Narrow the data below down to the lines containing "name".
[Opening Material provided section]
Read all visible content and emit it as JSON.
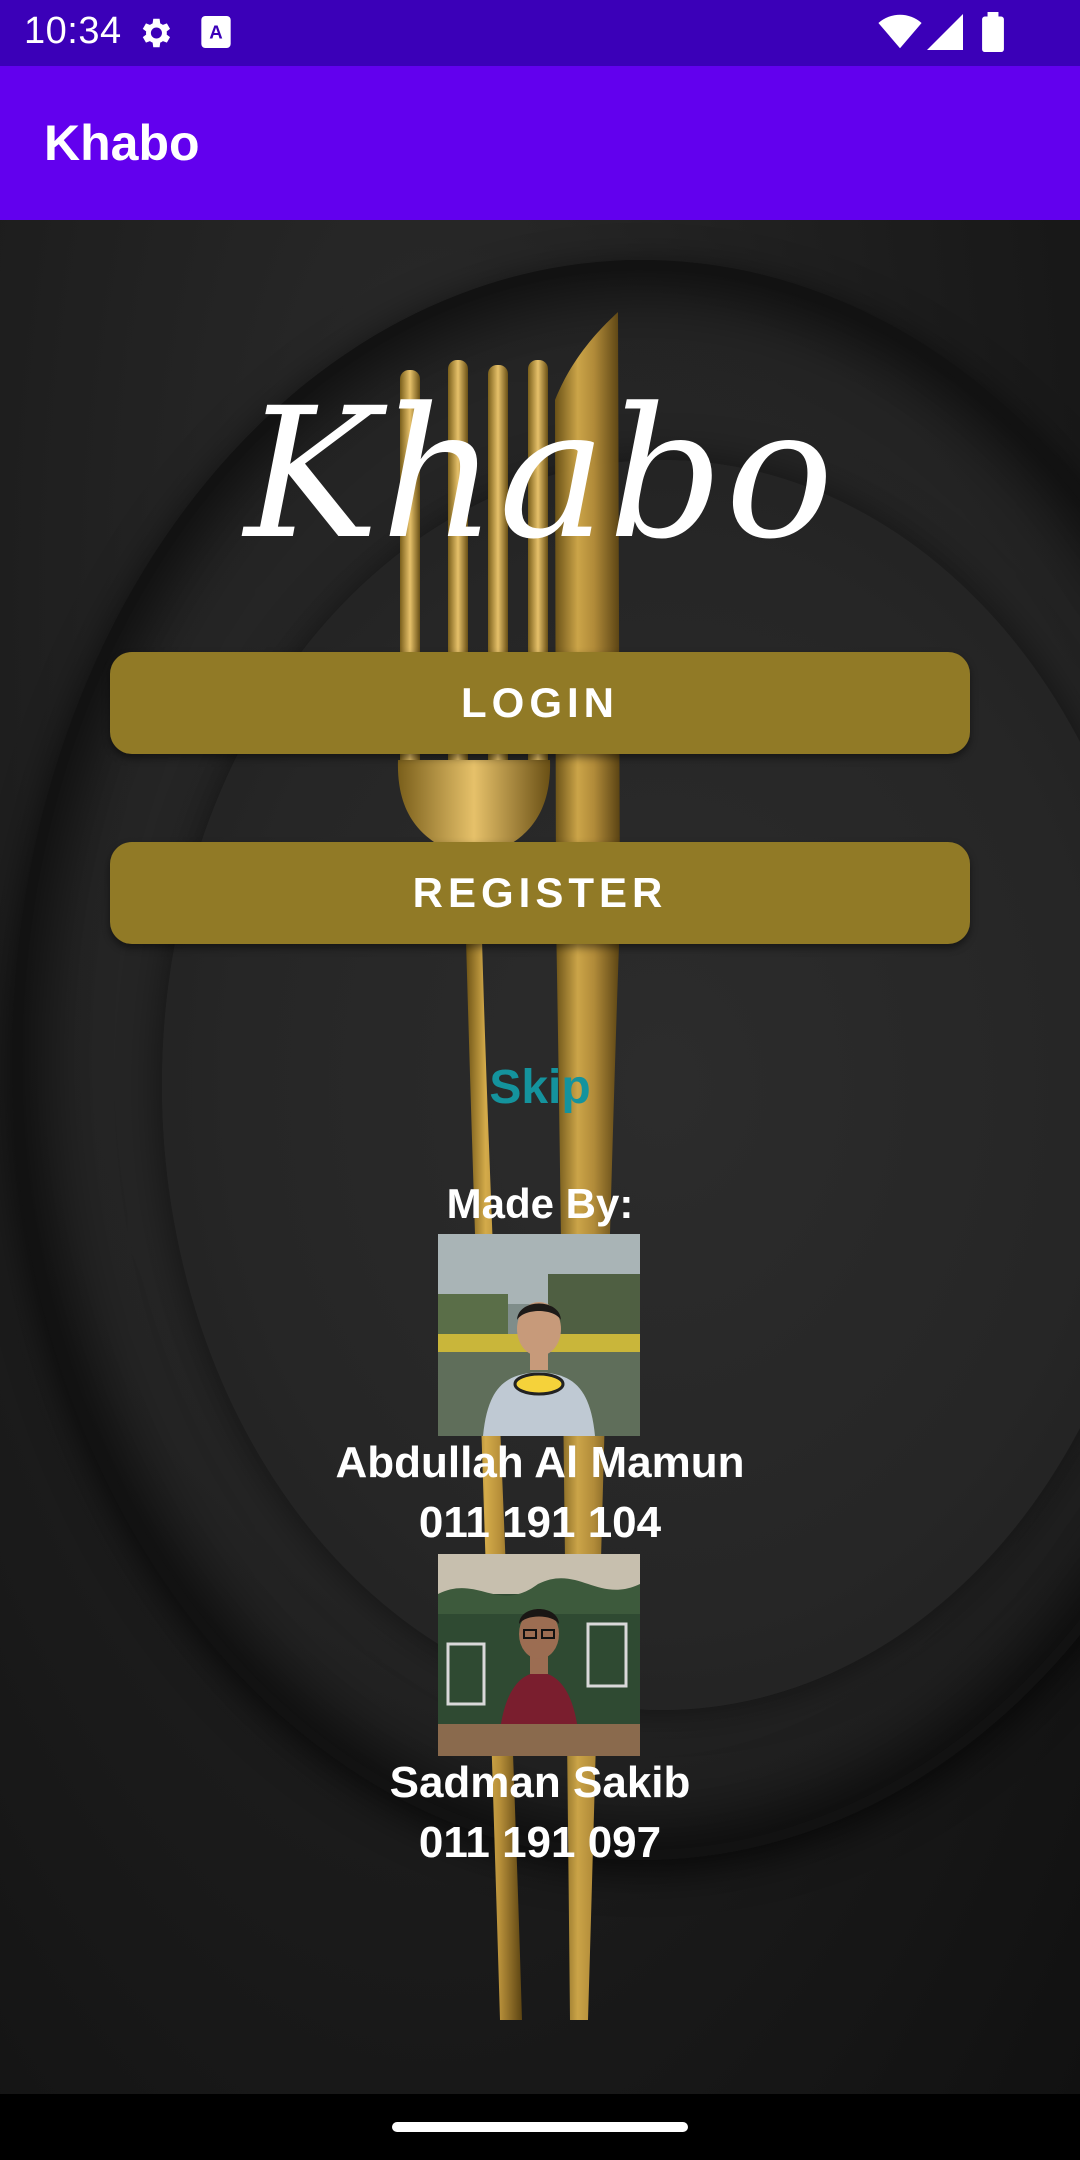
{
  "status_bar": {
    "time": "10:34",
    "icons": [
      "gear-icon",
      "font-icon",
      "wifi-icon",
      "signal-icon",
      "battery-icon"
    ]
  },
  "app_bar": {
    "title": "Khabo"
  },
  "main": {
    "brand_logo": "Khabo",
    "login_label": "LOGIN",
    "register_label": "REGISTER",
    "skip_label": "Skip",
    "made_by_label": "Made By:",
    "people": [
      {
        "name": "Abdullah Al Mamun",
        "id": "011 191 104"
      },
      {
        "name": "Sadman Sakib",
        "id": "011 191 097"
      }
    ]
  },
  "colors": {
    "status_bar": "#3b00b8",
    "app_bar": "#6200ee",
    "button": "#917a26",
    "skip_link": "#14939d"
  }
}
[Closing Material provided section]
**Result:**
        "name": "Abdullah Al Mamun",
        "name": "Sadman Sakib",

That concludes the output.